A recent study published in the journal Circulation of the American Heart Association focuses on the benefits of adding this nut to the diet on levels of cholesterol. The project was done by scientists of the Hospital Clinic of Barcelona in Spain.

The findings showed that eating walnuts would help lower the total cholesterol and moderately reduce LDL or bad cholesterol levels.

There were 636 people participating in this project, aged between 63 and 79 years old. They all lived in either Loma Linda, California, or Barcelona, Spain. 67 percent of them were female.
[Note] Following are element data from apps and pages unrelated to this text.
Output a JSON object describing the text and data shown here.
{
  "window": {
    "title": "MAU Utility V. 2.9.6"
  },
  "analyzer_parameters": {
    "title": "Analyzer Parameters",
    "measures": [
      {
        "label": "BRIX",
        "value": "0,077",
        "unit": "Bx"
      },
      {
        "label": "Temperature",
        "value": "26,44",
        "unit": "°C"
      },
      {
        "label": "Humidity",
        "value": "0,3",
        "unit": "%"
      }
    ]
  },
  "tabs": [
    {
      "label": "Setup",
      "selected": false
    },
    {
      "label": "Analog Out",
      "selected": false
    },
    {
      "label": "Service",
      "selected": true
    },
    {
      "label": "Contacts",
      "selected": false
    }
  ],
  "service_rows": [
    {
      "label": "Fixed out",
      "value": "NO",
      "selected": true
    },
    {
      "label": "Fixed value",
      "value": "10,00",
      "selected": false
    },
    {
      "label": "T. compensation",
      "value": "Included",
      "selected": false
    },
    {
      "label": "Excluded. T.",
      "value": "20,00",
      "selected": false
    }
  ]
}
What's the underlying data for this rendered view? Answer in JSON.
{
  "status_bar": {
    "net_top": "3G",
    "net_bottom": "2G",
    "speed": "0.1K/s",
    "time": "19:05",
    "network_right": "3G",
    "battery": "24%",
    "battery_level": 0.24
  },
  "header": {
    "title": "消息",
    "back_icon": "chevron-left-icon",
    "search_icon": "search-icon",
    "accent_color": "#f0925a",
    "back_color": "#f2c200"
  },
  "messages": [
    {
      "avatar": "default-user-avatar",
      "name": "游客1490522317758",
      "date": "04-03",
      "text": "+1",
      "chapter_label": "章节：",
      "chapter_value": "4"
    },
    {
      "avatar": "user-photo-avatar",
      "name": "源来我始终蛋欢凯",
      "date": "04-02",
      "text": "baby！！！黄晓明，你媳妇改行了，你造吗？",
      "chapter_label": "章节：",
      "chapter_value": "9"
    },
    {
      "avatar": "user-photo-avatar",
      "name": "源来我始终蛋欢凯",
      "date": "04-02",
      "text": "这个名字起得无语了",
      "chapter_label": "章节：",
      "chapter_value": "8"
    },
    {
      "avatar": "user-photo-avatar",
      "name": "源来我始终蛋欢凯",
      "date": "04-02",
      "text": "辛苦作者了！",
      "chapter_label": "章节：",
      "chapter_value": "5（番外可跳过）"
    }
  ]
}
All participants were healthy and had no serious health issues.

50 percent of participants were taking hypercholesterolemia or high blood pressure medications. And 32 percent of them were taking statins.

All participants were divided into 2 groups: one did not consume any walnuts and the others consumed one cup in their daily diet.

The authors used nuclear magnetic resonance spectroscopy to measure levels of cholesterol and analyzed the size and concentration of lipoproteins.

Over time, those who ate walnuts lowered their levels of total cholesterol by around 8.5 mg/dl (4.3 percent) and levels of LDL cholesterol by 4.3 mg/dl (6.1 percent).

In the walnut group, results were different by gender. Cholesterol levels dropped by 2.6 percent in women and 7.9 percent in men.

Overall, the findings suggested the good benefits of eating walnuts on reducing bad cholesterol levels, lowering blood pressure, reducing anti-inflammatory effects, as well as improving endothelial function.

In general, walnuts come with an optimal composition of bioactives and nutrients, including omega-3 fatty acid, alpha-linolenic acid, phytomelatonin, and polyphenol.

The authors have suggested that consuming walnuts on a regular basis would reduce LDL cholesterol and improve LDL particles’ quality, making them less atherogenic. This can subsequently reduce the overall risks of cardiovascular issues.

A limitation of this study is that it was not blinded. This means that all participants knew exactly which group they were in.

Also, the project was implemented in free-living individuals rather than in a controlled feeding condition. In other words, participants may decide what they eat daily and many foods or products may thus affect the final results.

Last but not least, the study was financed by the California Walnut Commission, which represents a group of walnut handlers and growers.